Work request:
Where a line holds the word "adapters", copy that line from the data below.

Website and app data records:
-.-.-

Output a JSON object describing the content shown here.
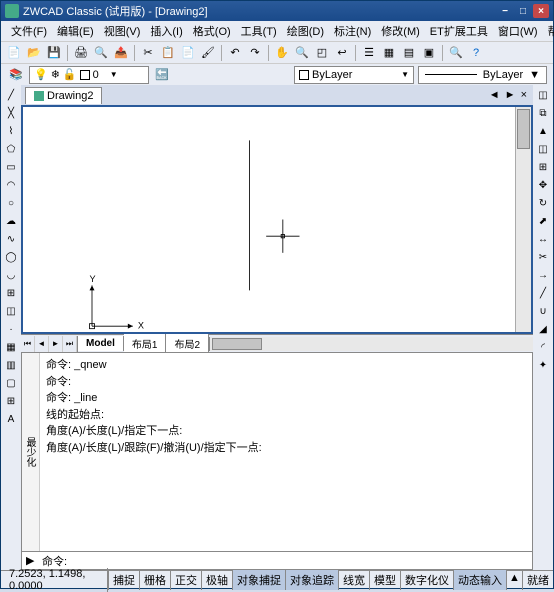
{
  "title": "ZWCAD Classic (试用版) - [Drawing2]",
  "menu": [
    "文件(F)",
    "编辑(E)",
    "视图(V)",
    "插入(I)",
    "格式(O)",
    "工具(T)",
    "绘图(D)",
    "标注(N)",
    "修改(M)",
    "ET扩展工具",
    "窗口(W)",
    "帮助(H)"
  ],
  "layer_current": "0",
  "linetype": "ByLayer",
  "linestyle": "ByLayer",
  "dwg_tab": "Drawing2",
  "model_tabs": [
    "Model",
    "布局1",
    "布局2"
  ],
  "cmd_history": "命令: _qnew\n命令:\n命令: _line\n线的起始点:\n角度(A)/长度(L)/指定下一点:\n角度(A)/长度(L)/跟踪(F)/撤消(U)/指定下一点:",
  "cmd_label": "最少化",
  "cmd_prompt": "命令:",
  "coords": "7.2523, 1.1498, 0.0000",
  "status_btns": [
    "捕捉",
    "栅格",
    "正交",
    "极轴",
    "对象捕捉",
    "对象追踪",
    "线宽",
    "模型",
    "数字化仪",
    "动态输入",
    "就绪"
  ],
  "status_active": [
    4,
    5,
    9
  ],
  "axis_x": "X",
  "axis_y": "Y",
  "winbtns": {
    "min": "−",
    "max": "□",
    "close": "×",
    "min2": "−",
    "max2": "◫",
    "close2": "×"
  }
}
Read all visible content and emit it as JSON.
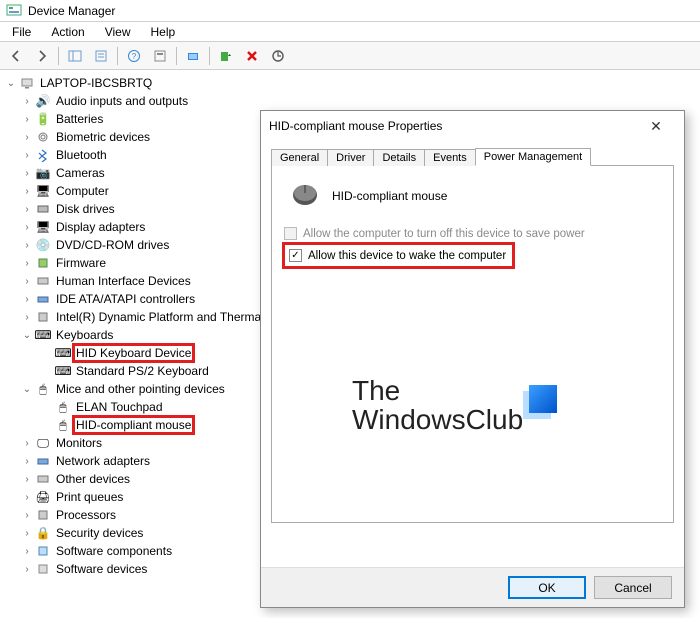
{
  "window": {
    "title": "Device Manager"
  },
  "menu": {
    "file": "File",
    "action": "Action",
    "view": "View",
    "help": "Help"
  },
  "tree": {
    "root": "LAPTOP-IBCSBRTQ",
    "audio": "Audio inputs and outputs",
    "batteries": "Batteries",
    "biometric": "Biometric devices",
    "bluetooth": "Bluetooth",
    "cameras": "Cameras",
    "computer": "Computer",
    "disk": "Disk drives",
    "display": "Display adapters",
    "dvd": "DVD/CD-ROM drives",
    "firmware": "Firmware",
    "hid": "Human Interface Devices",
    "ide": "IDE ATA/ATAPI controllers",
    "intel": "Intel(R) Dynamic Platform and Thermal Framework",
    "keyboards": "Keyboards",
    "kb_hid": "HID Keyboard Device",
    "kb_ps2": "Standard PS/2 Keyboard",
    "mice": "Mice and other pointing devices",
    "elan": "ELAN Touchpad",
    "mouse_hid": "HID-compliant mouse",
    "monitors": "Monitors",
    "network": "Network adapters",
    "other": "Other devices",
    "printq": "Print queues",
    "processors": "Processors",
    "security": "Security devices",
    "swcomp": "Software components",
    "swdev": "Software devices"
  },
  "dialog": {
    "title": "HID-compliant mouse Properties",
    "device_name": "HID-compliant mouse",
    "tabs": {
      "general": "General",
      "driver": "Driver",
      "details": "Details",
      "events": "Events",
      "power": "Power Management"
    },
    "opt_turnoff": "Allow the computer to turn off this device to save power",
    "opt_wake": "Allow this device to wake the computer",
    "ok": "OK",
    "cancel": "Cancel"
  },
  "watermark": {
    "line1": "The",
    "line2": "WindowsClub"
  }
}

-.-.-

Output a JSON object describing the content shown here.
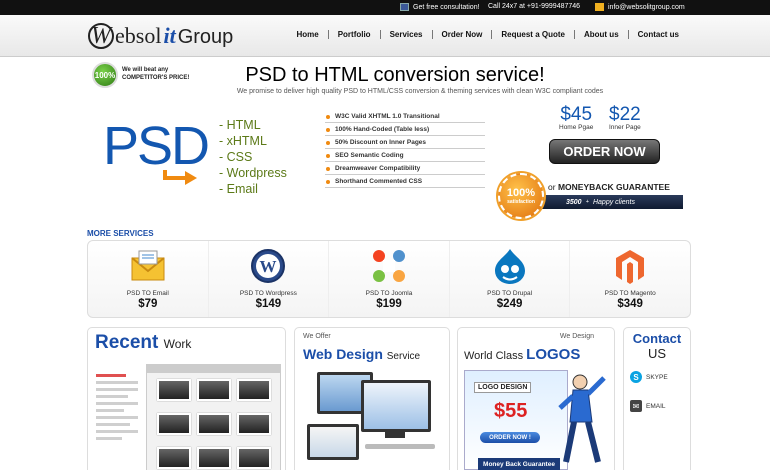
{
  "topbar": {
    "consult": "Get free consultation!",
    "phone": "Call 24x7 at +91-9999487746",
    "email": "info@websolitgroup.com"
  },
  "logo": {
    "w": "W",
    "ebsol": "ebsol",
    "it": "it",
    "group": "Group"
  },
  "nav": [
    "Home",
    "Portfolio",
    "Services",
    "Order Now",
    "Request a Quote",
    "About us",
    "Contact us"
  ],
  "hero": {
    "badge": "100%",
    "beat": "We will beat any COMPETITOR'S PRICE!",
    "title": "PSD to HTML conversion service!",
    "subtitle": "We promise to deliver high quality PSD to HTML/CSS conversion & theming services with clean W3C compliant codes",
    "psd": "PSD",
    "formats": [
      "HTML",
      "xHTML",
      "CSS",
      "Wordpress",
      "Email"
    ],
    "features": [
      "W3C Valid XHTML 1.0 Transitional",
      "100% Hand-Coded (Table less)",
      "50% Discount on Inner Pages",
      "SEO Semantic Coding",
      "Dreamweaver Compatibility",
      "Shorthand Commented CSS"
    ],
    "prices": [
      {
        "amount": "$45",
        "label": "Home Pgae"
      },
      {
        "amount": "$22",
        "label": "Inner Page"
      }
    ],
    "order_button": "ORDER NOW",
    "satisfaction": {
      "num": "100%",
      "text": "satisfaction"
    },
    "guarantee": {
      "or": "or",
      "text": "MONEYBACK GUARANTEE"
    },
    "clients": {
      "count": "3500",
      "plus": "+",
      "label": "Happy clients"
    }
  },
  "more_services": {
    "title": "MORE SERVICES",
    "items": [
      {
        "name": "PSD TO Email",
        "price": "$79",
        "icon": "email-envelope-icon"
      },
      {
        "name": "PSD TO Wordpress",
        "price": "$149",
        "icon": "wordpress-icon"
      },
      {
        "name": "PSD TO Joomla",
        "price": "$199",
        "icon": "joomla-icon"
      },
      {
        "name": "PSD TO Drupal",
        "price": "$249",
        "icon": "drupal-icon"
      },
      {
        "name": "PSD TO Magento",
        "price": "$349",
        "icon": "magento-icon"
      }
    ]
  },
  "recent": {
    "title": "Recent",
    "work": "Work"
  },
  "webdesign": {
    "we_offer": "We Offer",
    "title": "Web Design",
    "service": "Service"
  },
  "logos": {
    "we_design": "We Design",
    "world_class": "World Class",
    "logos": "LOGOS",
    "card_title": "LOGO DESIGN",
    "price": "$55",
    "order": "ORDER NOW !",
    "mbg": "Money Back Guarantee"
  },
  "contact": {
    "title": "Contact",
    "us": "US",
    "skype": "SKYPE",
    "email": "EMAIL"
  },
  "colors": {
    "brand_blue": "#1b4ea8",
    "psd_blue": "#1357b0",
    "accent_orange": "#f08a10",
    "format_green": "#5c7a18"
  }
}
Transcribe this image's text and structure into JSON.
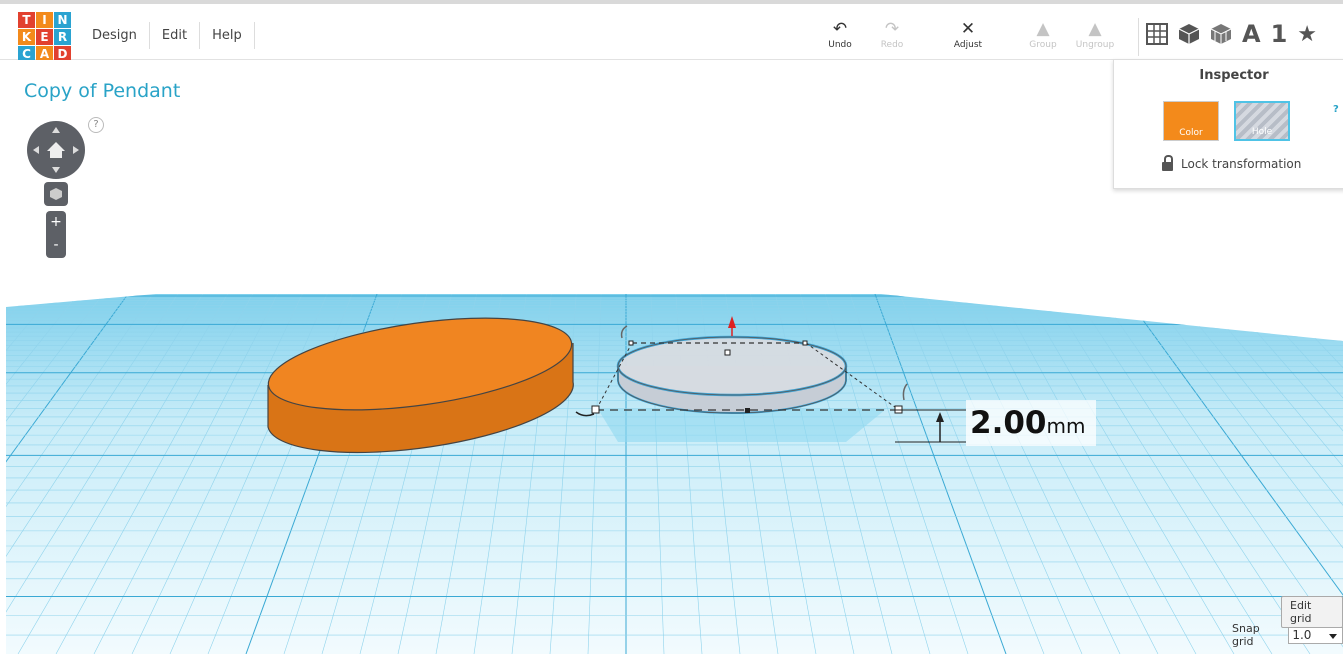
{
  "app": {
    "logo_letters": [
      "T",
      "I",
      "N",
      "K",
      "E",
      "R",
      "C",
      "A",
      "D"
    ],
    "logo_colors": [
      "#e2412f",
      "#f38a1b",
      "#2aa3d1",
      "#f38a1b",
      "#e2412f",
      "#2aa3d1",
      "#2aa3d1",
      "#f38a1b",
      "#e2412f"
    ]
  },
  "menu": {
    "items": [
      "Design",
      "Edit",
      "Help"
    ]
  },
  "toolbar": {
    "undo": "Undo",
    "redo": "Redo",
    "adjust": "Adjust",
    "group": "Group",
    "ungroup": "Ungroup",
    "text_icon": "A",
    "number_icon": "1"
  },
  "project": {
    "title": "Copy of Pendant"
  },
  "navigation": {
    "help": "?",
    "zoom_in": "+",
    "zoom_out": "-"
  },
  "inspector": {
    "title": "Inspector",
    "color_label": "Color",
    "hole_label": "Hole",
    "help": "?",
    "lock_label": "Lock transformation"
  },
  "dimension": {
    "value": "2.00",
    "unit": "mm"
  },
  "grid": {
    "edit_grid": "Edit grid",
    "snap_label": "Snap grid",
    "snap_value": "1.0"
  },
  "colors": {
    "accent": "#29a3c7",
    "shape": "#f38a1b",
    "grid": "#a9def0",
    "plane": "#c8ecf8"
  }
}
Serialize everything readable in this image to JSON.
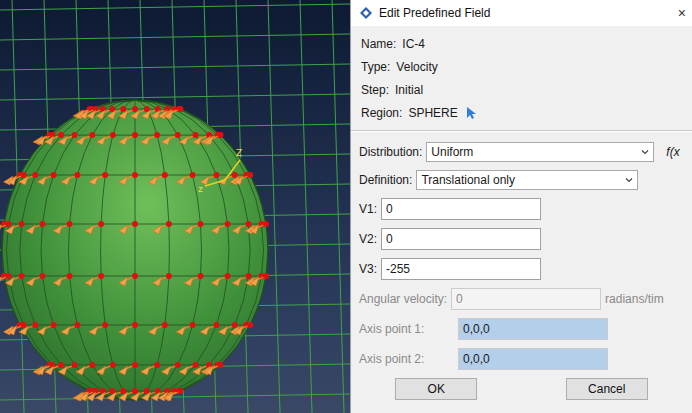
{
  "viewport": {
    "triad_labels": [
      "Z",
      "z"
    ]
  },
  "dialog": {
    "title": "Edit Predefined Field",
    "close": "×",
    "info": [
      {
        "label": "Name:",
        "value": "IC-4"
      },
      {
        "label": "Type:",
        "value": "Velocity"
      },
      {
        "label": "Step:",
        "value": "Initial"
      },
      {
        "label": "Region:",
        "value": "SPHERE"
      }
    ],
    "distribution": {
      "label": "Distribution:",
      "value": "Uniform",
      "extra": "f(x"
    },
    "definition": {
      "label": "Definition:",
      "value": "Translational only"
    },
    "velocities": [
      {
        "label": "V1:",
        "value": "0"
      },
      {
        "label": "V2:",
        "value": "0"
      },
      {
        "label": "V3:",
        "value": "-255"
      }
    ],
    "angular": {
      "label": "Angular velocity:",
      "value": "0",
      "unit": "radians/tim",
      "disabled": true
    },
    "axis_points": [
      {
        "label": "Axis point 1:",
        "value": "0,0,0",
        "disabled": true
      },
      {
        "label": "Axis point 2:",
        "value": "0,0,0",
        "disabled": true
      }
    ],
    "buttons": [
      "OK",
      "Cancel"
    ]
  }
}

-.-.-

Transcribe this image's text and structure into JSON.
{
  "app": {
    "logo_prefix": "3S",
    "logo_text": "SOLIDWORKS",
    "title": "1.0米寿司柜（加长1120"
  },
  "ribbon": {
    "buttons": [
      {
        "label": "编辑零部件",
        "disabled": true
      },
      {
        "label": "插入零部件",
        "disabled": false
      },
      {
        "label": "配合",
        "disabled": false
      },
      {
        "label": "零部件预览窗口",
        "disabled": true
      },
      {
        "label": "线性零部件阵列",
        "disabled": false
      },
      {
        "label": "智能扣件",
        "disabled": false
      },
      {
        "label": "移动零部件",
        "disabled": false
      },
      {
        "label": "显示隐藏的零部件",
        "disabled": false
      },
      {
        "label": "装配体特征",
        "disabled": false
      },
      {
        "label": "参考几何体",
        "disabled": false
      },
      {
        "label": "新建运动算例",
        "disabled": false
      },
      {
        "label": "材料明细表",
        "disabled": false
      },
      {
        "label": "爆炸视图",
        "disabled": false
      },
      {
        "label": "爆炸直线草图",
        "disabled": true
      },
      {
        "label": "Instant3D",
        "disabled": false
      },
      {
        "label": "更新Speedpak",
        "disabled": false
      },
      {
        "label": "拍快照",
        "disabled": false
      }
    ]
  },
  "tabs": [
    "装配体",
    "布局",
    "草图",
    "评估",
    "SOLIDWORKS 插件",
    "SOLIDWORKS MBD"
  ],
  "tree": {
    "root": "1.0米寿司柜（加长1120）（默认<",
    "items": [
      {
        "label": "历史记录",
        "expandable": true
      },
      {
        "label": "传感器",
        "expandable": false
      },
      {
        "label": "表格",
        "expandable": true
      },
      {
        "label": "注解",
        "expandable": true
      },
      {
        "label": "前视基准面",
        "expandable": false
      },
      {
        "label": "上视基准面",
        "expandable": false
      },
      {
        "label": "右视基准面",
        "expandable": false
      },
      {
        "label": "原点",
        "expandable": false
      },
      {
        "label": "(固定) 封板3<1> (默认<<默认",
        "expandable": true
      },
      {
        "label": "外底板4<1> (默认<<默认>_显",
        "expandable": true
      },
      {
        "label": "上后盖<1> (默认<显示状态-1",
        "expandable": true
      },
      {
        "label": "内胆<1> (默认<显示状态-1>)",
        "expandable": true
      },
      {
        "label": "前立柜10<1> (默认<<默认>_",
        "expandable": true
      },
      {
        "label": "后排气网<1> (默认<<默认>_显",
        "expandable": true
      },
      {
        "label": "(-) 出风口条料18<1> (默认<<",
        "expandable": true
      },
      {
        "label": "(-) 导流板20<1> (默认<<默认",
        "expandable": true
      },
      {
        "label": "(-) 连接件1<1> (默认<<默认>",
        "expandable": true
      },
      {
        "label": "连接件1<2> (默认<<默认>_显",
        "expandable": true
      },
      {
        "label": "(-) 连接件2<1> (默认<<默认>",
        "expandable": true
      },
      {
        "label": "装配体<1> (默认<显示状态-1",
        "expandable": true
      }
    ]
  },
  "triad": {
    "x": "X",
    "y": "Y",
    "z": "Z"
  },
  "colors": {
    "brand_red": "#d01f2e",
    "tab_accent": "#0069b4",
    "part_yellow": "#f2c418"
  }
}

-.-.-

Response for this exercise:
    "display": "Display adapters",
    "network": "Network adapters",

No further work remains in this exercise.